New era in Indian politics The Statesman
August 15, 1947 was the day when India shed the yoke of British colonial rule and became a free nation. It coincided with the 75th birth anniversary of Sri Aurobindo. He ushered in a new era in Indian politics in 1906 by declaring that complete and absolute independence from British rule was the aim of political action in India. What he espoused was adopted by the Indian National Congress in its resolution at the Lahore session in 1929.
In 1902 and 1904, he came into contact with revolutionary groups in Bengal and Maharashtra. But the partition of Bengal in 1905 engulfed the country in political turmoil. He started contributing articles anonymously to the Bengali newspaper by Yugantar. Sri Aurobindo resigned from Baroda College in 1906 to join the newly established National College in Kolkata as its principal.

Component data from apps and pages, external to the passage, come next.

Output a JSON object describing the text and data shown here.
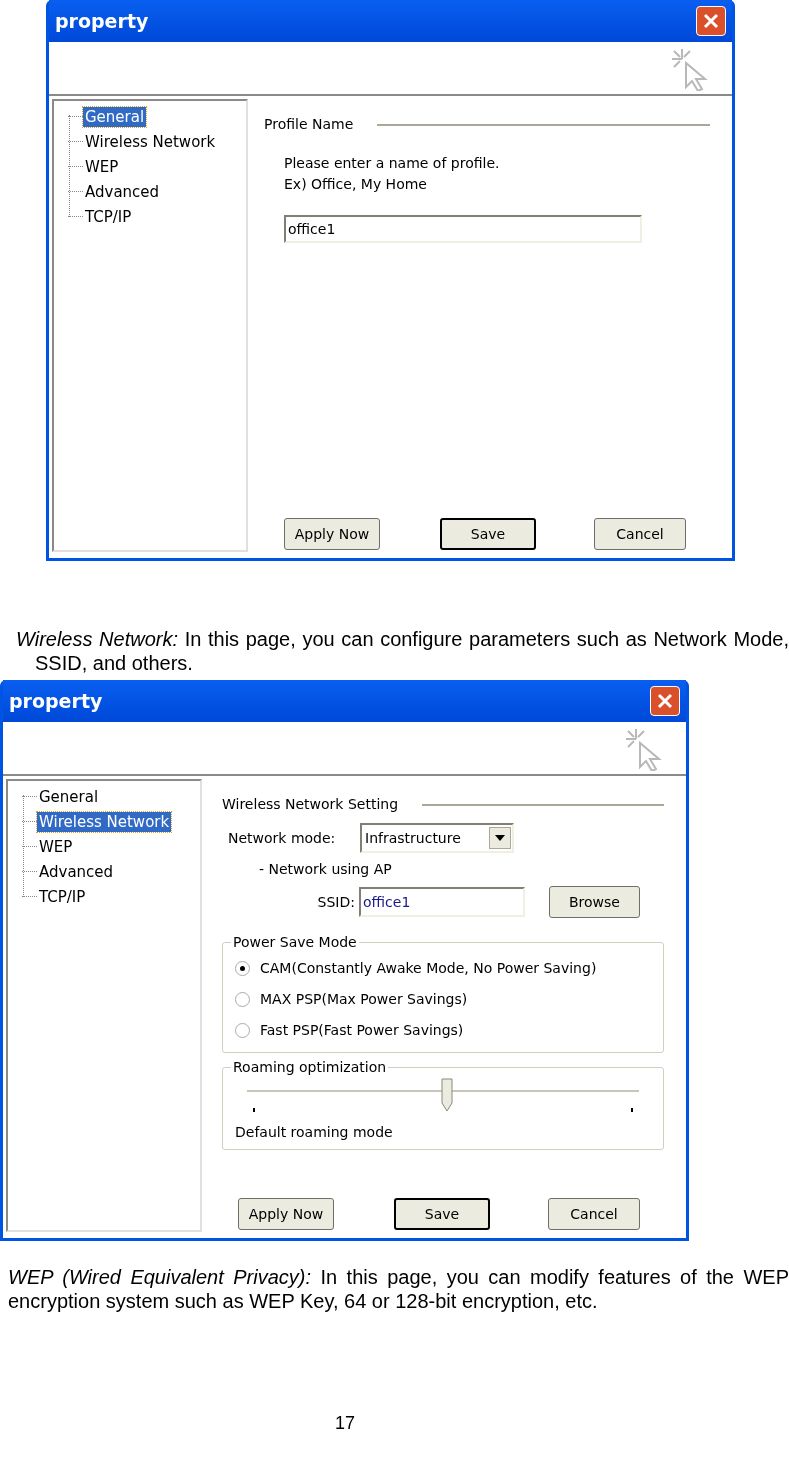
{
  "blocks": [
    {
      "kind": "dialog",
      "title": "property",
      "tree": [
        {
          "label": "General",
          "selected": true
        },
        {
          "label": "Wireless Network",
          "selected": false
        },
        {
          "label": "WEP",
          "selected": false
        },
        {
          "label": "Advanced",
          "selected": false
        },
        {
          "label": "TCP/IP",
          "selected": false
        }
      ],
      "panel": {
        "kind": "general",
        "section_title": "Profile Name",
        "instructions": [
          "Please enter a name of profile.",
          "Ex) Office, My Home"
        ],
        "profile_name": "office1"
      },
      "buttons": [
        {
          "label": "Apply Now",
          "default": false
        },
        {
          "label": "Save",
          "default": true
        },
        {
          "label": "Cancel",
          "default": false
        }
      ]
    },
    {
      "kind": "paragraph",
      "text": "*Wireless Network:* In this page, you can configure parameters such as Network Mode, SSID, and others."
    },
    {
      "kind": "dialog",
      "title": "property",
      "tree": [
        {
          "label": "General",
          "selected": false
        },
        {
          "label": "Wireless Network",
          "selected": true
        },
        {
          "label": "WEP",
          "selected": false
        },
        {
          "label": "Advanced",
          "selected": false
        },
        {
          "label": "TCP/IP",
          "selected": false
        }
      ],
      "panel": {
        "kind": "wireless",
        "section_title": "Wireless Network Setting",
        "network_mode_label": "Network mode:",
        "network_mode": "Infrastructure",
        "mode_note": "- Network using AP",
        "ssid_label": "SSID:",
        "ssid": "office1",
        "browse_button": "Browse",
        "power_save": {
          "title": "Power Save Mode",
          "options": [
            {
              "label": "CAM(Constantly Awake Mode, No Power Saving)",
              "selected": true
            },
            {
              "label": "MAX PSP(Max Power Savings)",
              "selected": false
            },
            {
              "label": "Fast PSP(Fast Power Savings)",
              "selected": false
            }
          ]
        },
        "roaming": {
          "title": "Roaming optimization",
          "level": 0.51,
          "caption": "Default roaming mode"
        }
      },
      "buttons": [
        {
          "label": "Apply Now",
          "default": false
        },
        {
          "label": "Save",
          "default": true
        },
        {
          "label": "Cancel",
          "default": false
        }
      ]
    },
    {
      "kind": "paragraph",
      "text": "*WEP (Wired Equivalent Privacy):* In this page, you can modify features of the WEP encryption system such as WEP Key, 64 or 128-bit encryption, etc."
    },
    {
      "kind": "page_number",
      "text": "17"
    }
  ]
}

He joined as assistant editor of a new English daily called Bande Mataram launched by Bipin Chandra Pal and later assumed full control. In the same year, he persuaded the extremists of Bengal to organise themselves as the Nationalist Party collaborating with the group in Maharashtra and elsewhere in the country under the leadership of Bal Gangadhar Tilak. Bande Mataram was adopted as the organ of the Nationalist Party. He evolved a programme for the Nationalist Party comprising non-cooperation, passive resistance, swadeshi, boycott and national education. He was arrested on charges of sedition for publication of some articles in Bande Mataram and was released on bail. But the prosecution failed to convict him for lack of concrete evidence.

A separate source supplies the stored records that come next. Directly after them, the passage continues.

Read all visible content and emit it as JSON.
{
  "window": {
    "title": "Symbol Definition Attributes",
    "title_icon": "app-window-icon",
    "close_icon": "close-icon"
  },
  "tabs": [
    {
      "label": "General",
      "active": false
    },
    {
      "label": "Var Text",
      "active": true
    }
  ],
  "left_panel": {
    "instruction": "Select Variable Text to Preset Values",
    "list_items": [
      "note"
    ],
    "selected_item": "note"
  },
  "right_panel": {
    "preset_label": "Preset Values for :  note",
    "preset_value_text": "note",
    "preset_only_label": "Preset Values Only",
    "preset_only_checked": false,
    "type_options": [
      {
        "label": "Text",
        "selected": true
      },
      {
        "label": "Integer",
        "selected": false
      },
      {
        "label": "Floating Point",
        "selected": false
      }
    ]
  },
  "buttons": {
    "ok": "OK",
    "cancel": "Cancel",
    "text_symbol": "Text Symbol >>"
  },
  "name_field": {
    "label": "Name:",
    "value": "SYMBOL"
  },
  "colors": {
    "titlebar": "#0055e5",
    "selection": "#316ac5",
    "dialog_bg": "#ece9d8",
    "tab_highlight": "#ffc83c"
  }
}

The Indian National Congress was dominated by moderate leaders. A group of young leaders like Bal Gangadhar Tilak, Lala Lajpat Rai, Bipin Chandra Pal emerged who preached a radical form of nationalism. Sri Aurobindo met Tilak at the Ahmedabad session of the Congress in 1902. The nationalists succeeded in incorporating their four-fold programme of Swaraj, Swadeshi, boycott and national education into the resolution of the Congress despite the staunch opposition of the moderates. This was a major triumph for the nationalists as the word Swaraj appeared for the first time in the resolution of the Congress. But the Congress did not implement it. The stage was thus set for a confrontation between the moderates and the extremists at the Surat session of the Congress in 1907. Sri Aurobindo issued orders that led to dissolution of the Congress. The moderates suspended the Congress and replaced it by a national conference.

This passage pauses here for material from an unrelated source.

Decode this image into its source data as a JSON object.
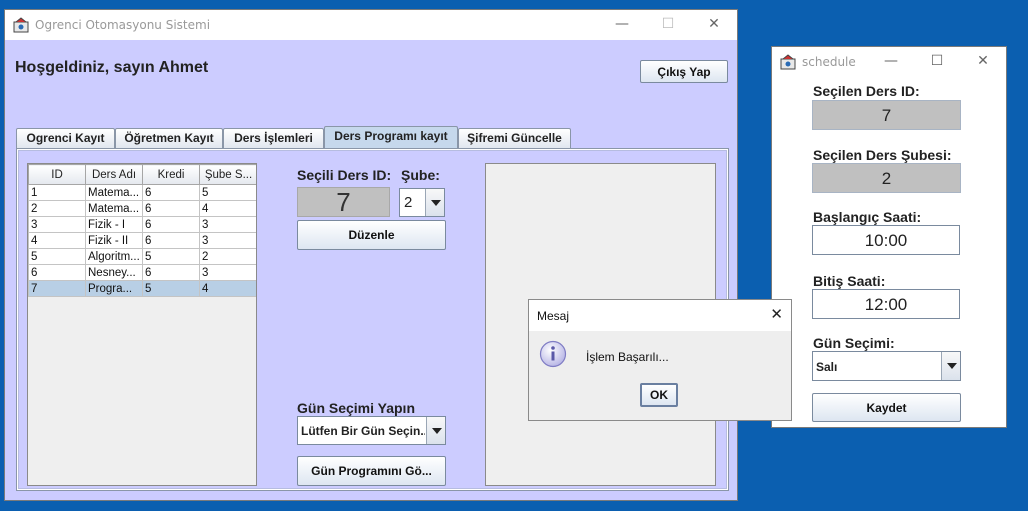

The nationalists assembled separately under the presidentship of Sri Aurobindo. After the split in the Congress, the government resorted to severe repression to crush the nationalists. But Sri Aurobindo gave them courage to endure. On 30 April, 1908 two youths hurled a bomb at a closed carriage that was supposed to carry DH Kingford, the district magistrate of Muzzafarpur in Bihar, but unfortunately the bomb killed two ladies. The police unearthed a bomb factory at Manicktolla in Kolkata. Sri Aurobindo and his brother Barindra were arrested along with several others. He spent one year in Alipore jail and was exonerated of all charges. He emerged from prison a transformed man. His work continued up to February 1910. All of a sudden, he left for Chandernagore and then proceeded to Pondicherry. He abruptly withdrew from politics to pursue Yoga. The writer is a freelance contributor